== PROBLEM DESCRIPTION ==
Count the lines below containing "Earrings". Number only.

(Data excerpts)

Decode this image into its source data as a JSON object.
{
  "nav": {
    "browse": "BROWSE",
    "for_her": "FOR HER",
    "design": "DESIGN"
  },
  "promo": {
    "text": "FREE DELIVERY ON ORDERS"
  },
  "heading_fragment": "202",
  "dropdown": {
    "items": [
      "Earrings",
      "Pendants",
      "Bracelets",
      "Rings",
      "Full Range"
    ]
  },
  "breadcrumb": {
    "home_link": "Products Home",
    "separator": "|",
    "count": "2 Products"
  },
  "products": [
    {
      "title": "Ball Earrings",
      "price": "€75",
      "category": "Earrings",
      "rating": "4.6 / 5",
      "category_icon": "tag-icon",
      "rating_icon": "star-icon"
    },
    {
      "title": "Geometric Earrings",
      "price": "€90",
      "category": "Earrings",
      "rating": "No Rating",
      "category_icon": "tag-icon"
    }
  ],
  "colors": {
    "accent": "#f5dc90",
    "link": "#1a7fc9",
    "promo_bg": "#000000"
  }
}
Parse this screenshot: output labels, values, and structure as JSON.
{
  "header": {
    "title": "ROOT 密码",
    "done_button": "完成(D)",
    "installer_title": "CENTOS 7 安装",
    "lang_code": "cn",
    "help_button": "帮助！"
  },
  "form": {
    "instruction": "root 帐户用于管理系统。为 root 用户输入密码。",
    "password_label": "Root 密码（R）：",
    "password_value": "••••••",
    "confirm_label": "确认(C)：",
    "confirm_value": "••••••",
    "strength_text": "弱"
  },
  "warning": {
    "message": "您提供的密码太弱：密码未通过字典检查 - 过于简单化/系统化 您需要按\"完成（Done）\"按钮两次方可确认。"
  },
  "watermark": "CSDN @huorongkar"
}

== WRITTEN RESPONSE ==
5